■ Work to complete
Where an entry holds an image, skip the image but reproduce the rest word for word.

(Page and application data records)

»»

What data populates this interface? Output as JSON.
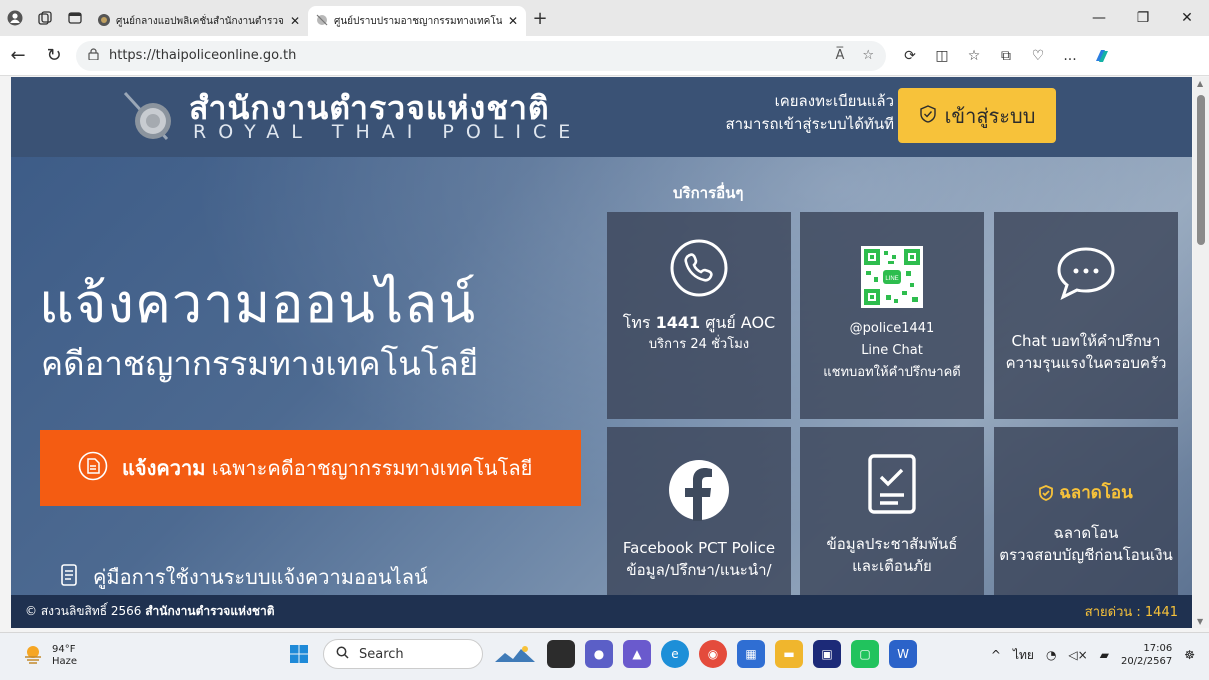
{
  "browser": {
    "tabs": [
      {
        "title": "ศูนย์กลางแอปพลิเคชั่นสำนักงานตำรวจ",
        "active": false
      },
      {
        "title": "ศูนย์ปราบปรามอาชญากรรมทางเทคโนโ",
        "active": true
      }
    ],
    "url": "https://thaipoliceonline.go.th",
    "reader_icon": "A̅",
    "more_label": "..."
  },
  "header": {
    "title_th": "สำนักงานตำรวจแห่งชาติ",
    "title_en": "ROYAL THAI POLICE",
    "registered_line1": "เคยลงทะเบียนแล้ว",
    "registered_line2": "สามารถเข้าสู่ระบบได้ทันที",
    "login_label": "เข้าสู่ระบบ"
  },
  "hero": {
    "title": "แจ้งความออนไลน์",
    "subtitle": "คดีอาชญากรรมทางเทคโนโลยี",
    "report_bold": "แจ้งความ",
    "report_rest": "เฉพาะคดีอาชญากรรมทางเทคโนโลยี",
    "manual": "คู่มือการใช้งานระบบแจ้งความออนไลน์"
  },
  "services": {
    "title": "บริการอื่นๆ",
    "cards": [
      {
        "l1_a": "โทร ",
        "l1_b": "1441",
        "l1_c": " ศูนย์ AOC",
        "l2": "บริการ 24 ชั่วโมง"
      },
      {
        "l1": "@police1441",
        "l2": "Line Chat",
        "l3": "แชทบอทให้คำปรึกษาคดี",
        "qr_label": "LINE"
      },
      {
        "l1": "Chat บอทให้คำปรึกษา",
        "l2": "ความรุนแรงในครอบครัว"
      },
      {
        "l1": "Facebook PCT Police",
        "l2": "ข้อมูล/ปรึกษา/แนะนำ/"
      },
      {
        "l1": "ข้อมูลประชาสัมพันธ์",
        "l2": "และเตือนภัย"
      },
      {
        "logo": "ฉลาดโอน",
        "l1": "ฉลาดโอน",
        "l2": "ตรวจสอบบัญชีก่อนโอนเงิน"
      }
    ]
  },
  "footer": {
    "copyright_a": "© สงวนลิขสิทธิ์ 2566 ",
    "copyright_b": "สำนักงานตำรวจแห่งชาติ",
    "hotline": "สายด่วน : 1441"
  },
  "taskbar": {
    "temp": "94°F",
    "condition": "Haze",
    "search": "Search",
    "lang": "ไทย",
    "time": "17:06",
    "date": "20/2/2567"
  },
  "colors": {
    "header_bg": "#3a5275",
    "login_yellow": "#f7c23a",
    "report_orange": "#f45c12",
    "footer_bg": "#1f3150"
  }
}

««

■ Response to this exercise
What data populates this interface? Output as JSON.
{
  "browser": {
    "tabs": [
      {
        "title": "ศูนย์กลางแอปพลิเคชั่นสำนักงานตำรวจ",
        "active": false
      },
      {
        "title": "ศูนย์ปราบปรามอาชญากรรมทางเทคโนโ",
        "active": true
      }
    ],
    "url": "https://thaipoliceonline.go.th",
    "reader_icon": "A̅",
    "more_label": "..."
  },
  "header": {
    "title_th": "สำนักงานตำรวจแห่งชาติ",
    "title_en": "ROYAL THAI POLICE",
    "registered_line1": "เคยลงทะเบียนแล้ว",
    "registered_line2": "สามารถเข้าสู่ระบบได้ทันที",
    "login_label": "เข้าสู่ระบบ"
  },
  "hero": {
    "title": "แจ้งความออนไลน์",
    "subtitle": "คดีอาชญากรรมทางเทคโนโลยี",
    "report_bold": "แจ้งความ",
    "report_rest": "เฉพาะคดีอาชญากรรมทางเทคโนโลยี",
    "manual": "คู่มือการใช้งานระบบแจ้งความออนไลน์"
  },
  "services": {
    "title": "บริการอื่นๆ",
    "cards": [
      {
        "l1_a": "โทร ",
        "l1_b": "1441",
        "l1_c": " ศูนย์ AOC",
        "l2": "บริการ 24 ชั่วโมง"
      },
      {
        "l1": "@police1441",
        "l2": "Line Chat",
        "l3": "แชทบอทให้คำปรึกษาคดี",
        "qr_label": "LINE"
      },
      {
        "l1": "Chat บอทให้คำปรึกษา",
        "l2": "ความรุนแรงในครอบครัว"
      },
      {
        "l1": "Facebook PCT Police",
        "l2": "ข้อมูล/ปรึกษา/แนะนำ/"
      },
      {
        "l1": "ข้อมูลประชาสัมพันธ์",
        "l2": "และเตือนภัย"
      },
      {
        "logo": "ฉลาดโอน",
        "l1": "ฉลาดโอน",
        "l2": "ตรวจสอบบัญชีก่อนโอนเงิน"
      }
    ]
  },
  "footer": {
    "copyright_a": "© สงวนลิขสิทธิ์ 2566 ",
    "copyright_b": "สำนักงานตำรวจแห่งชาติ",
    "hotline": "สายด่วน : 1441"
  },
  "taskbar": {
    "temp": "94°F",
    "condition": "Haze",
    "search": "Search",
    "lang": "ไทย",
    "time": "17:06",
    "date": "20/2/2567"
  },
  "colors": {
    "header_bg": "#3a5275",
    "login_yellow": "#f7c23a",
    "report_orange": "#f45c12",
    "footer_bg": "#1f3150"
  }
}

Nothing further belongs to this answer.